Before I start writing my final papers of the semester, I wanted share a bit about my love for libraries, being that it is the last day of #NationalLibraryWeek. I grew up in Anaheim, CA. My house was less than three blocks away from the central public library. Almost every day I’d walk from my house to the library with my grandmother. As a youngster my love for libraries began with story time and the kids play area. By 2-3rd grade it was reading books, not having many at home, the library provided thousands of books different themes like dinosaurs, volcanoes, and the Roman Empire. I mention a book on the Roman Empire, as it was the first book I can trace to my love for history and reason why I majored in the subject. By 4th grade I remember entering book contests to win double-double certificates. I read hundreds of books, and ate hundreds of cheeseburgers. In retrospect, the voracious reading may have propelled my love for learning and focus on education, but the cheeseburgers propelled something else. Growing up the library was always an affirming place for me as someone who loved to read, learn, and focus on academic-related activities.

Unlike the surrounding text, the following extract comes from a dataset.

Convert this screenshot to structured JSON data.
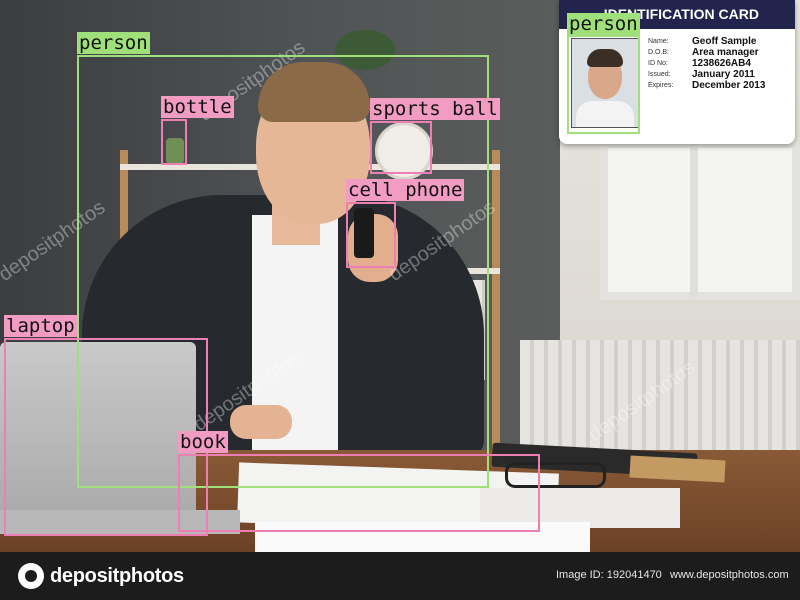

In between my walk from home and the library there was a UU church, police department/jail, and a row of bail bonds offices. As a kid I never thought much about the juxtaposition of my educational sites and with a place of incarceration. I can remember playing soccer on the fields of Benjamin Franklin Elementary and some days seeing the buses of inmates leave the jail. It was commonplace for a teacher to say “if you stay here, you won’t go there” pointing at the jail from the school blacktop. The message I learned early on was that if I focused on education, I wouldn’t go to prison. I figured, if I stayed in the library all day, I couldn’t get into trouble. I may further explore those messages between education/incarceration, but this post is about libraries.
The public library is a place for everyone and anyone. A community space with books, resources, and people that want to help. What I truly love is the “bustle” of a library. On any given day, a child could be reading their first words… a newly migrated person could be learning English with ESL programs available…an underresourced student who lacks a computer, internet, or printer can be on equal terms with anyone else…another person could be taking advantage of a resume and job workshop to find employment… or a grandson can be assisting his grandmother with her citizenship test in the midst of all the great books on America’s history and its political structure.
The library is a critical space for communities; a space that provides opportunity and hope for all. As #NationalLibraryWeek comes to a close, I’m thankful for having such a powerful space nearby, and for a grandmother that instilled a love of learn by taking me to the library.